- _WORK TO COMPLETE_:
Your answer should be every line below that includes the word "data".

** Opening MATERIAL FOR THIS TASK block **

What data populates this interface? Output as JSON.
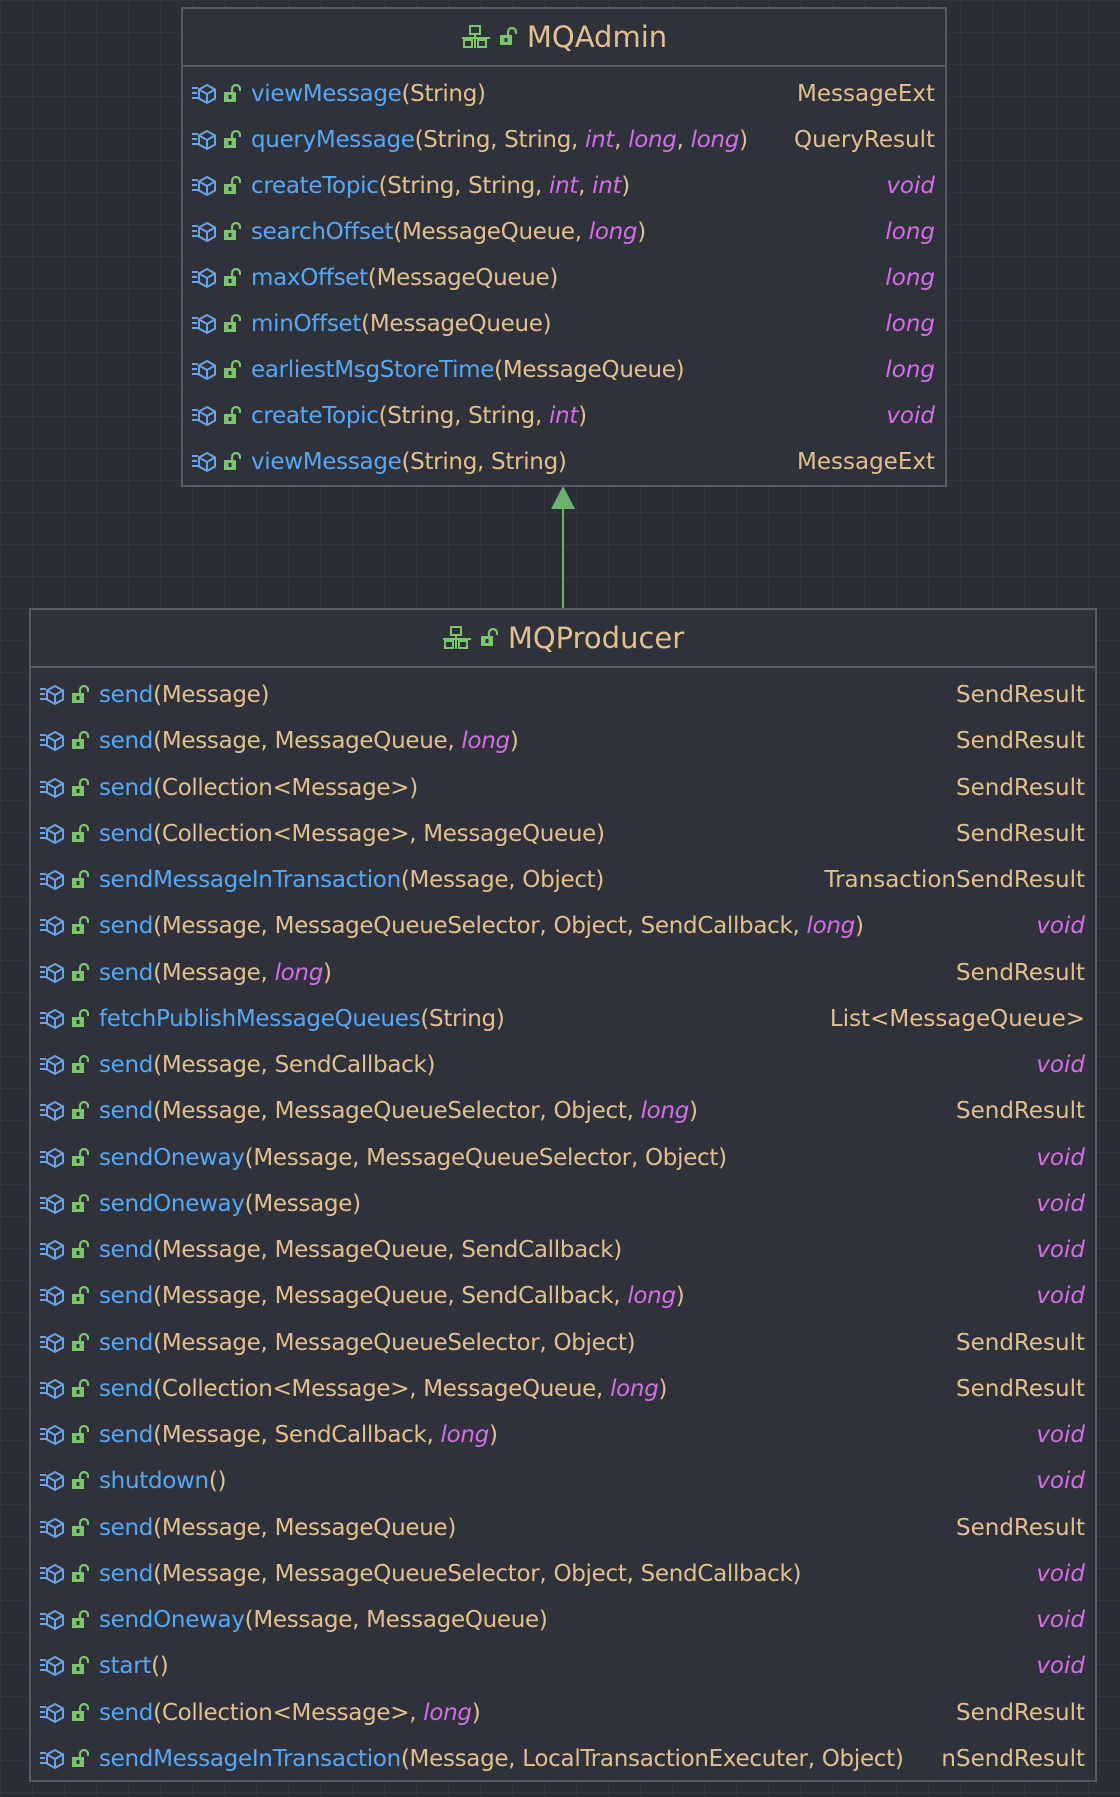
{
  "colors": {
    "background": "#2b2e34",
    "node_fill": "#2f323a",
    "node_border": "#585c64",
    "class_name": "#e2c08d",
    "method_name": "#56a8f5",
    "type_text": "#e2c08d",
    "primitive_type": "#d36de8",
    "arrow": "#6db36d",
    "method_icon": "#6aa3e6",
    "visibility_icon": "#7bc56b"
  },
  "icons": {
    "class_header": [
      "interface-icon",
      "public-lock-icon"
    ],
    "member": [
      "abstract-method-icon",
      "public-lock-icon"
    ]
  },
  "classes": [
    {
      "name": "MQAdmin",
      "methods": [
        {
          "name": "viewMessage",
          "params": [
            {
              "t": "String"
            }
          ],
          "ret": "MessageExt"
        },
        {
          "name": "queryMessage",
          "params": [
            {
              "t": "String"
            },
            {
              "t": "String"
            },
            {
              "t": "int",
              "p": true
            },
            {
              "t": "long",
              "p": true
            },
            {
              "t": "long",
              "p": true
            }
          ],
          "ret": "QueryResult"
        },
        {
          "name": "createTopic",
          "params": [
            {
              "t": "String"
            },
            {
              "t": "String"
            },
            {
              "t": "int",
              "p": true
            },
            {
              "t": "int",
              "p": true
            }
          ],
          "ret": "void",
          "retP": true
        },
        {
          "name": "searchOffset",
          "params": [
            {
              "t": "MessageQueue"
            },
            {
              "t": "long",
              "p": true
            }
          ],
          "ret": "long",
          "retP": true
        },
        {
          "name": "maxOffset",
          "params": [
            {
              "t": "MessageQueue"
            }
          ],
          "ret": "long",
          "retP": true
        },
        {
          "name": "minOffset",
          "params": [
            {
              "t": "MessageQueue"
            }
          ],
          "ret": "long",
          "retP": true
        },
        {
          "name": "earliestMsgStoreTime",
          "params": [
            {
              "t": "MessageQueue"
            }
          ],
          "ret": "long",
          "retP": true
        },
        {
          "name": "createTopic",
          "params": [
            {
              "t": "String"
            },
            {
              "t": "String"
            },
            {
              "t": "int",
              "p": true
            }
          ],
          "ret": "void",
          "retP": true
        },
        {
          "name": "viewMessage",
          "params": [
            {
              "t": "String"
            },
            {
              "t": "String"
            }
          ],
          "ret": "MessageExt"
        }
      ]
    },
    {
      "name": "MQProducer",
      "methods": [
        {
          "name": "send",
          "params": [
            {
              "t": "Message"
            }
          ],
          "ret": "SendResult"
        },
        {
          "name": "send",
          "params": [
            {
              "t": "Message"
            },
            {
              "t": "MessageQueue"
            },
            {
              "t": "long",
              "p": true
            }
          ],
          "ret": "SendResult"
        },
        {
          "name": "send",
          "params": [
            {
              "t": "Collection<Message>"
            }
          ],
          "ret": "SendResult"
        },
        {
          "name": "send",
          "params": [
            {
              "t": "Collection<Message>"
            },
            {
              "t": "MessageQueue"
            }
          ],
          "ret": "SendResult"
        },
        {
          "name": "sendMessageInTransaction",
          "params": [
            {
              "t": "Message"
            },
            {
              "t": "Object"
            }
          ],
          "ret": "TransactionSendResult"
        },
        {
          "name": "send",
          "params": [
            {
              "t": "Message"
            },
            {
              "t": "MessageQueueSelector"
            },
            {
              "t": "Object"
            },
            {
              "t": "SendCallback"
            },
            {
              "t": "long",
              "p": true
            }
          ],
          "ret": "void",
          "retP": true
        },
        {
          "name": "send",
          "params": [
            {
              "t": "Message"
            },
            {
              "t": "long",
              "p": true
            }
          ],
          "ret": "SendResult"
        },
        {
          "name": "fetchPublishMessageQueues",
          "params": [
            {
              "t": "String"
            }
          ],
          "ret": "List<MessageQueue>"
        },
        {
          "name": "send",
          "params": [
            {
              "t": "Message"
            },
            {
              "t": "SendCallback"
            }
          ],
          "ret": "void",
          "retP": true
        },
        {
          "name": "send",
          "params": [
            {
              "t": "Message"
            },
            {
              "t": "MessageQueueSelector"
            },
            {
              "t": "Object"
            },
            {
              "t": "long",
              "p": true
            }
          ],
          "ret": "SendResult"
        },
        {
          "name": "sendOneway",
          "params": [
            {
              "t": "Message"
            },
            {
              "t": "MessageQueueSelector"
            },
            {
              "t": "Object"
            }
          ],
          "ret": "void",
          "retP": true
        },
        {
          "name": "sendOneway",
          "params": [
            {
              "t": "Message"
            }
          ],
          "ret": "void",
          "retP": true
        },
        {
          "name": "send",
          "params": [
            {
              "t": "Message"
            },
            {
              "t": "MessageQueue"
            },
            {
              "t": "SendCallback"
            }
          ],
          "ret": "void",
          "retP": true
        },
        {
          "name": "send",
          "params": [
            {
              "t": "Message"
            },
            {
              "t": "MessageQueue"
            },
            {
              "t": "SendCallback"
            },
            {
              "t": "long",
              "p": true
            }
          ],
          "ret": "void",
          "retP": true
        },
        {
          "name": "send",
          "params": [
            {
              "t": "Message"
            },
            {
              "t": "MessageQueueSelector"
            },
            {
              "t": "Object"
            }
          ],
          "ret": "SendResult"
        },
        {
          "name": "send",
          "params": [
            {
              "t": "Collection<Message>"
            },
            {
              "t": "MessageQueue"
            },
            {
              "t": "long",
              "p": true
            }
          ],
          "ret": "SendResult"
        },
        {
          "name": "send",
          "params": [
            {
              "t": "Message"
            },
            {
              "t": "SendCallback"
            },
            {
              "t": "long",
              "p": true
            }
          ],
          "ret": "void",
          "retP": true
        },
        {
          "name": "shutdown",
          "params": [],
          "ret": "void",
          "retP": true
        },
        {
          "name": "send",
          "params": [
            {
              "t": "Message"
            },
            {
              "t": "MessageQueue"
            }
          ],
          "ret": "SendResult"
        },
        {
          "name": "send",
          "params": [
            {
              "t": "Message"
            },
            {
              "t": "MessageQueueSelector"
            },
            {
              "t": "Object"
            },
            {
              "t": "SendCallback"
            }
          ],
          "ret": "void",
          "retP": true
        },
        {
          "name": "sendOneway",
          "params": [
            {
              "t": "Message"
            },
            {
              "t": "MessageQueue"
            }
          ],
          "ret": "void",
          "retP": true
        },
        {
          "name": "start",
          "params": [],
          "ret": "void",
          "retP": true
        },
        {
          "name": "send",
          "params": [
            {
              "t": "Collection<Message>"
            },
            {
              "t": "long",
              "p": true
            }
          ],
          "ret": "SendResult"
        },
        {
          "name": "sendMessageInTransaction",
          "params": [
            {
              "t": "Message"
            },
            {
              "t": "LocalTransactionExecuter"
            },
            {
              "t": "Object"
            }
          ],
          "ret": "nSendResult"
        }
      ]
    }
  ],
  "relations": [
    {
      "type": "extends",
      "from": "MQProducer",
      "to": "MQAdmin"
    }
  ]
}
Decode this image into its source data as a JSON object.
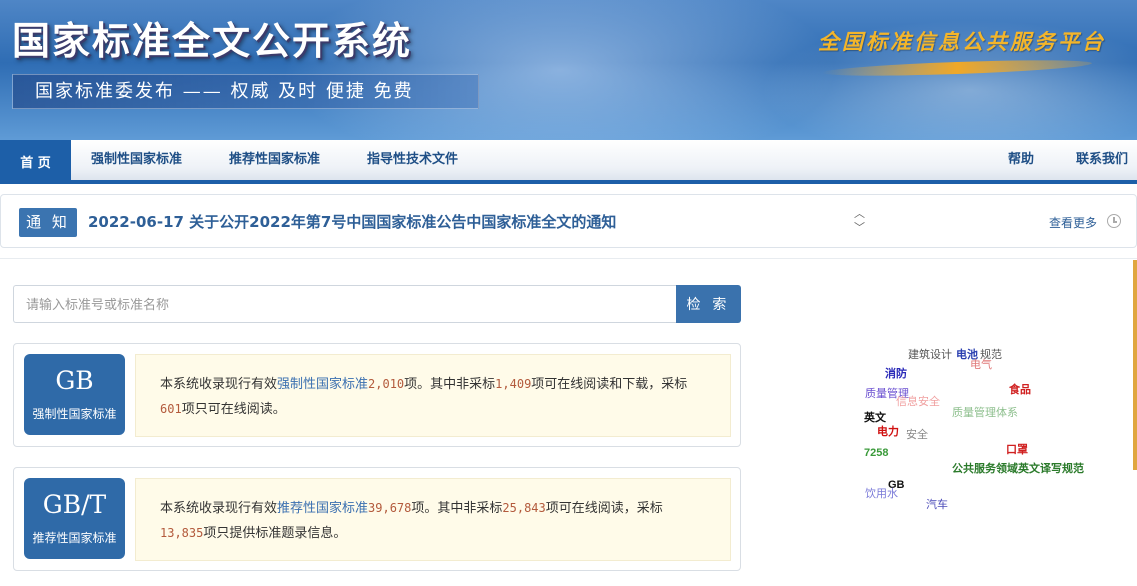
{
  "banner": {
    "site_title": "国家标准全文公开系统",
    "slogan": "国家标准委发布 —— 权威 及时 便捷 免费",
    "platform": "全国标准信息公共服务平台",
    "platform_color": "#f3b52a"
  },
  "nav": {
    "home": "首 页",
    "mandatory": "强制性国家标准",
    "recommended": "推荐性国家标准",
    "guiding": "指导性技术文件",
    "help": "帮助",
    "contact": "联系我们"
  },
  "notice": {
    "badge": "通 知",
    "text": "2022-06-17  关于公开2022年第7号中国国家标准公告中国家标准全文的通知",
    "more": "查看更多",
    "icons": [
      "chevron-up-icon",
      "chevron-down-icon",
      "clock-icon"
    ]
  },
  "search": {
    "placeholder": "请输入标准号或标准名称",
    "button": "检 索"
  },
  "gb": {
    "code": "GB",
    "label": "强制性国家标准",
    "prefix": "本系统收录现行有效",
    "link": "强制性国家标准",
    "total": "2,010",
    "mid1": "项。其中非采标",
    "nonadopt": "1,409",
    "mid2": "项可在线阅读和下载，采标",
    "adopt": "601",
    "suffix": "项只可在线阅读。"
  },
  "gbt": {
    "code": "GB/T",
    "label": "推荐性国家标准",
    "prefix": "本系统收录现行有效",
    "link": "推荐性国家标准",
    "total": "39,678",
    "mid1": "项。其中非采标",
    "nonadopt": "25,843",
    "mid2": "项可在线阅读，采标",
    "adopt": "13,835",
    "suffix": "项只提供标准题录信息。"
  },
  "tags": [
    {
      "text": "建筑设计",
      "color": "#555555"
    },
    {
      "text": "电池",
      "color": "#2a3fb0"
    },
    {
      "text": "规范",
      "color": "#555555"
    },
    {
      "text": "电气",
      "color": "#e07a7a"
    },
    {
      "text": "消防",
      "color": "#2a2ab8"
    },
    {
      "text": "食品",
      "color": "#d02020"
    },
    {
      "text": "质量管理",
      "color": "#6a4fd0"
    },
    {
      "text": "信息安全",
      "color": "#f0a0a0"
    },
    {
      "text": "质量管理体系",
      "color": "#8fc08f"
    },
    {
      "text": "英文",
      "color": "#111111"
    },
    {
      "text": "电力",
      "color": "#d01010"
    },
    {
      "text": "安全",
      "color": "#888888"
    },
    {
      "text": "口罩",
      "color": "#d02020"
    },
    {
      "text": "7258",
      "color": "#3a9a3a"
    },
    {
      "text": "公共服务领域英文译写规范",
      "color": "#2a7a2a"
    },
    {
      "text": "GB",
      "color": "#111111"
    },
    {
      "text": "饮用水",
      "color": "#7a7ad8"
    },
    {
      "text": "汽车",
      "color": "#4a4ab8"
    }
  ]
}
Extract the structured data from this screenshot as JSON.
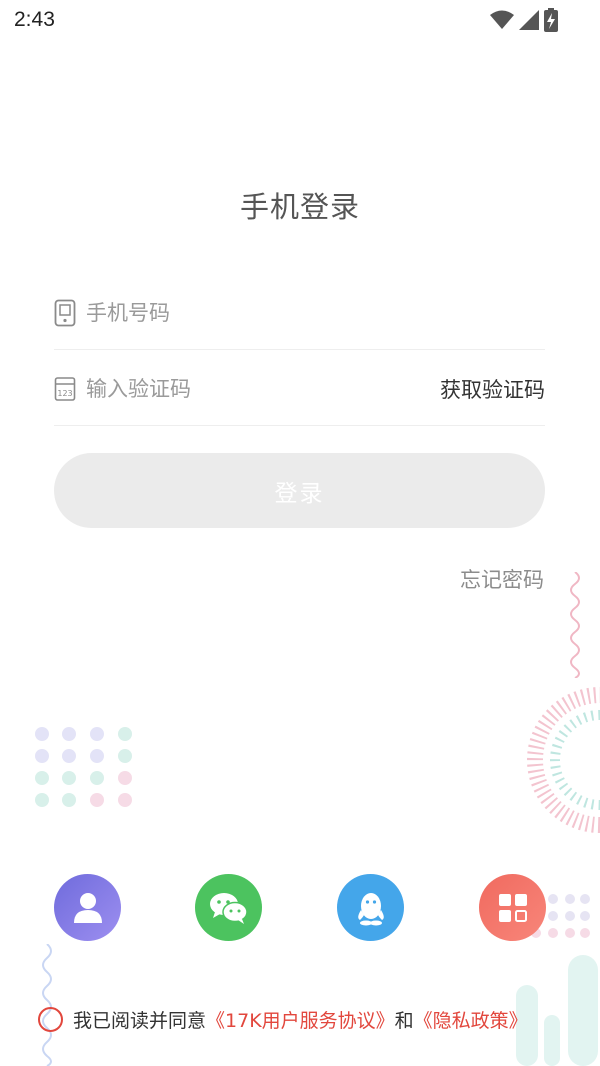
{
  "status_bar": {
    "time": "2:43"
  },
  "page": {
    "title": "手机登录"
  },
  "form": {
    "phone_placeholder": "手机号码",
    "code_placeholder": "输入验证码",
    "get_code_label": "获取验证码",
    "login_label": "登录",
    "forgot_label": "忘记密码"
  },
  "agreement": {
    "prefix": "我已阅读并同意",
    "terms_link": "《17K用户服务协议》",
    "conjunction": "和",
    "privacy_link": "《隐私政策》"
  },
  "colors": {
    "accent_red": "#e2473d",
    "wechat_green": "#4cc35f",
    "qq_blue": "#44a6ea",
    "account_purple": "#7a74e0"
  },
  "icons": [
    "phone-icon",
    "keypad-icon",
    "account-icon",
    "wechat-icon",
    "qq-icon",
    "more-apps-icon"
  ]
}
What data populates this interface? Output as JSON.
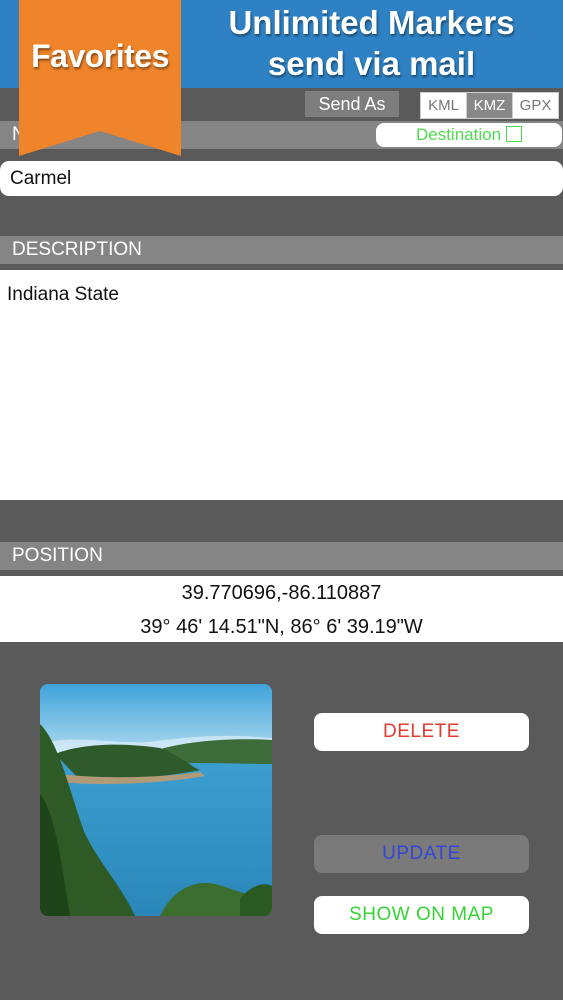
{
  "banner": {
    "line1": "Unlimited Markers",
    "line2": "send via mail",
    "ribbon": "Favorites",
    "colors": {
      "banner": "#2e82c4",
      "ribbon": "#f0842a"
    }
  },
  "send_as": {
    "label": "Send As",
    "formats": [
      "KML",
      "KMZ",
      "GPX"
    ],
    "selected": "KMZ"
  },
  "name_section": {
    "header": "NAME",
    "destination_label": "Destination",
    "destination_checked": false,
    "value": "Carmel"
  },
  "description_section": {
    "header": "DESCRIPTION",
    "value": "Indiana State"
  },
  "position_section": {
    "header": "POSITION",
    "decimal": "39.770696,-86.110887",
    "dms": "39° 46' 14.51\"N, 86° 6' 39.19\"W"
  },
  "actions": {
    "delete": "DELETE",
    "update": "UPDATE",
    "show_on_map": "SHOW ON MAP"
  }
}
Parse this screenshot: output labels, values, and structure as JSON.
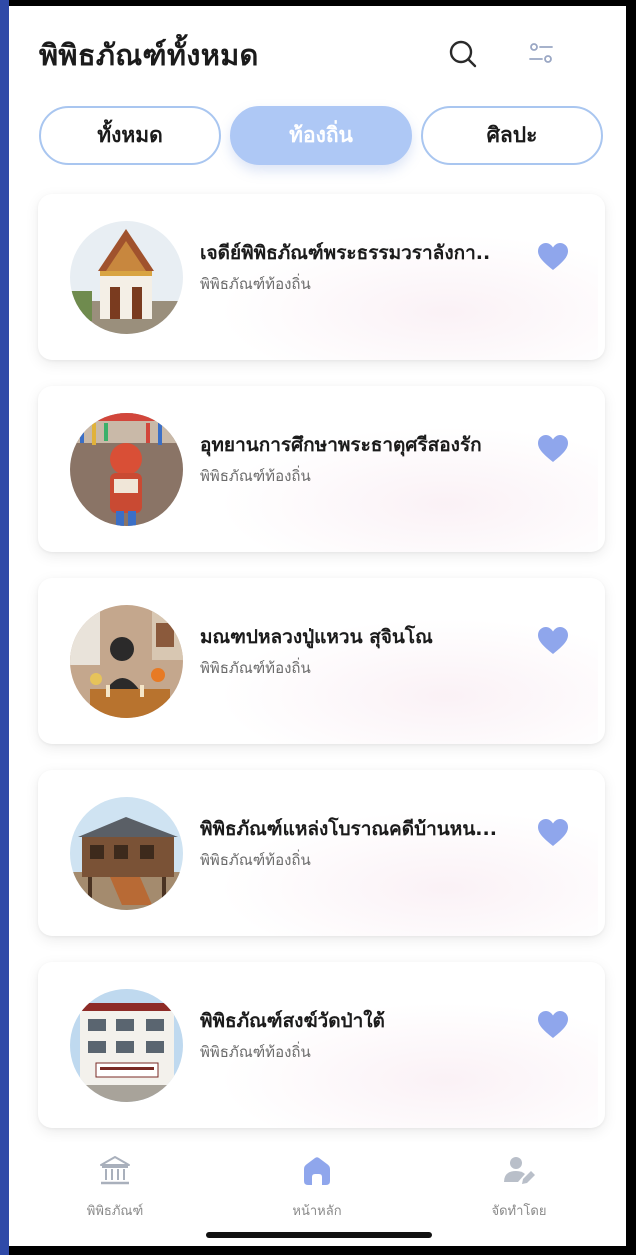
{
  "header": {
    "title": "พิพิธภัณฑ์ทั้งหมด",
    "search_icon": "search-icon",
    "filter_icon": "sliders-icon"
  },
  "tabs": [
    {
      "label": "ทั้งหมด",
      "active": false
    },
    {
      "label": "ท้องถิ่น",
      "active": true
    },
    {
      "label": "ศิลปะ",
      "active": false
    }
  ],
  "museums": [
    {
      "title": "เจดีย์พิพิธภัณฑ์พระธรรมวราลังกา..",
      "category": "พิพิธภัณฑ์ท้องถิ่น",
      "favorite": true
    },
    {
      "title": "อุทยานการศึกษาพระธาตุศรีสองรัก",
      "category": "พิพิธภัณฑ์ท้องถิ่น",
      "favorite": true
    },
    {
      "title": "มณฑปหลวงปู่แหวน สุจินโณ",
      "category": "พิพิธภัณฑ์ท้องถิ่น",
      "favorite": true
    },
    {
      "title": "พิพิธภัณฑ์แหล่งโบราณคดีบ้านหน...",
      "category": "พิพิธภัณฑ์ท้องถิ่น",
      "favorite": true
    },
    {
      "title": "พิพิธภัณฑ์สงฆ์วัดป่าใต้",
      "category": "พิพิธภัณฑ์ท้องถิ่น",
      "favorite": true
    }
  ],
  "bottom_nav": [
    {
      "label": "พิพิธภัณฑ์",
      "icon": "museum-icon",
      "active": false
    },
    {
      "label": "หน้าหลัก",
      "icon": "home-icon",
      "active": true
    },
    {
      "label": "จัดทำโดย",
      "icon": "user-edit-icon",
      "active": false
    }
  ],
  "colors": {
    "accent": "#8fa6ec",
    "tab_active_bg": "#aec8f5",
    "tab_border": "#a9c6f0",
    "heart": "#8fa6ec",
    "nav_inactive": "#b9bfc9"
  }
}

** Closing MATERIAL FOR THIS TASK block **

- _SOLUTION FOR THIS PROBLEM_:
What data populates this interface? Output as JSON.
Decode this image into its source data as a JSON object.
Extract the structured data from this screenshot as JSON.
What data populates this interface? Output as JSON.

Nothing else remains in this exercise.